(“’But we promised everybody you’d show videos,’ they said.”)
In dressage, adversity takes many forms.
The most preposterous lesson I ever taught was in Costa Rica in a huge building made up of four separate large-arena-plus-sized structures which were wedded side by side making the whole thing something like 75 by 120 meters. During shows one or two of the segments had been filled with portable stalls. When I arrived to teach my student, a 40-ish woman on her sensitive mare, half of the building had been remodeled by her teenage son to accommodate his go-karts.
Shortly after our lesson began, he and his buddies arrived to test out some engine modifications. Now these carts weren’t the kind you find kids and oldsters with goofy grins tooling around on at the Fun Arcade. These were hopped-up jobs that careened through each hairpin turn kicking up clouds of dirt in a four wheel drift, scraping by the stacked-tire barriers, and pounding out more decibels of racket than a Deff Leppard concert, the drivers’ faces indiscernible within their full-visored helmets.
The mare was surprising unruffled—she lived with this carnage after all, but the noise was so overwhelming that even when I called my student to ring-center and shouted at the top of my lungs, we could barely communicate. Some nuance and sophistication of technique, I observed, was lost in the process.

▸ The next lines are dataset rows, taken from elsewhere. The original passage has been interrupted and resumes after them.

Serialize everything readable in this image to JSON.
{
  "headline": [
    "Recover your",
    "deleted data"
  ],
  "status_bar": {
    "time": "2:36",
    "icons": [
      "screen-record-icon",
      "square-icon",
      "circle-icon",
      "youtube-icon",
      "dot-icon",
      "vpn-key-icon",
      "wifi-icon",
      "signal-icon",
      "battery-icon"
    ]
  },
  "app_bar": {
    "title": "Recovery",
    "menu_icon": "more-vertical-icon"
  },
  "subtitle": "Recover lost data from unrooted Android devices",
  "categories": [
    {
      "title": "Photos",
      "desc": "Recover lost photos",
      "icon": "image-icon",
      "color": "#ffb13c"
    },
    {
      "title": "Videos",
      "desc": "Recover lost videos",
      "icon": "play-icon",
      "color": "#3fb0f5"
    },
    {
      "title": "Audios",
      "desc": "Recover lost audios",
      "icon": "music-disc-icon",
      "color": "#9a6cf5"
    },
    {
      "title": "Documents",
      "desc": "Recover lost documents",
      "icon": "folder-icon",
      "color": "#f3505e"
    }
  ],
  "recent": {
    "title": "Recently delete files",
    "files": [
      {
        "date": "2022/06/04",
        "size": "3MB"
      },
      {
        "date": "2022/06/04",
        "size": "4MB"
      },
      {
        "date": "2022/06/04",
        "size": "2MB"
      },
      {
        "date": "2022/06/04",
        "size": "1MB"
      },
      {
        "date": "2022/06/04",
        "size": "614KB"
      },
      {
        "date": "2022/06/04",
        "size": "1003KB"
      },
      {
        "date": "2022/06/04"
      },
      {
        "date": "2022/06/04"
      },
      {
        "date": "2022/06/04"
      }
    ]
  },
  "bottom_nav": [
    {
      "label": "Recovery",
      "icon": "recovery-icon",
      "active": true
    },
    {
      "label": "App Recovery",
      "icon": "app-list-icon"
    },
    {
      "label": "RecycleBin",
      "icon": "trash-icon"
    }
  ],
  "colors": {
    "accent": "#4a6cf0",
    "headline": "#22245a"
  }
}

Circumstances intervene despite our best-laid plans. Back in the pre-video days, I was giving an early spring dressage seminar in Lolo, Montana. It was pretty darn cold, but the arena was heated by a pair of home-made iron wood stoves—eight feet square and four feet tall—that were continually stoked with fat logs that took two people to carry. An evening program was planned where I would lecture, illustrating it with some reels of Super-8 movies I’d assembled. Lolo, at the time was less than a budding metropolis, so our soiree was to be held at the local truckstop. We had a separate room for our gathering, but as we were having dinner (I recommend the liver and onions if you go), I noticed that the room partitions didn’t go all the way to the ceiling. In other words, we wouldn’t be able to make it dark enough to see the film projection on the wall. Fortunately, my organizer was a Strong Woman and was able to persuade the management to turn off all the overhead lights in the whole place. Picture a row of long haul truckers sitting at the counter, eating their chicken-fried steaks by flashlight as some eastern dude (that would be me) on the other side of the wall drones on about getting a horse to come through from behind.
The arrival of the video revolution didn’t always make everything flow smoothly. I was doing a clinic for a club in Louisiana when during lunch, someone made mention of all the people who had RSVP-ed for my evening presentation. The dinner and lecture had been well advertised. Unfortunately, they had neglected to tell me about it!
“But we promised everybody you’d show videos,” they said.
I had not brought any.
Several participants came to the rescue. They offered to bring a bunch of the USDF Symposium tapes which I knew intimately, having edited them in the first place. They would bring me the stack of tapes I requested, and in the break between clinic’s end and dinner, I would go back to the motel and pre-cue each cassette to show a particular segment that I wanted to talk about.
So far, so good. Until we got to the restaurant. The organizer had, indeed, reserved a private room for our group and had specified that we needed to be able to look at a video in it. She, however, had only spoken to them on the phone and, like most civilized, childless women, had never been to a Chuck E. Cheese. She didn’t know what she’d gotten us into.
Aside from the screaming kids and the animatronic rodent, the other problem was that the VCR resided in the manager’s office off the kitchen, and we were not allowed direct access to it. He told us that he’d run it for us, not knowing that each of the ten cassettes would need to be played at a particular point in my lecture and exactly for specified times—like two minutes and 21seconds, for instance. A clinic rider had to be stationed in the doorway to the kitchen to cue him when to start and stop each tape. And, of course, what I wanted to be shown had to be viewed by everyone else on all the TVs throughout the restaurant, whether they wanted to see it or not.
Moral of the story: Dressage Will Prevail!
In a mildly related aside, I must mention flying home from Houston to Boston years ago having just spent a slew of 20-hour days in studio completing The USDF’s Introduction to Dressage video. I was extremely excited about finishing the project, and I was carrying a brand new VHS copy of it with me. After the flight attendants showed the safety video, I had to restrain myself from holding all the passengers hostage and proudly making them watch my dressage video with me. Upon reflection, the sky marshalls would most likely have been unsympathetic.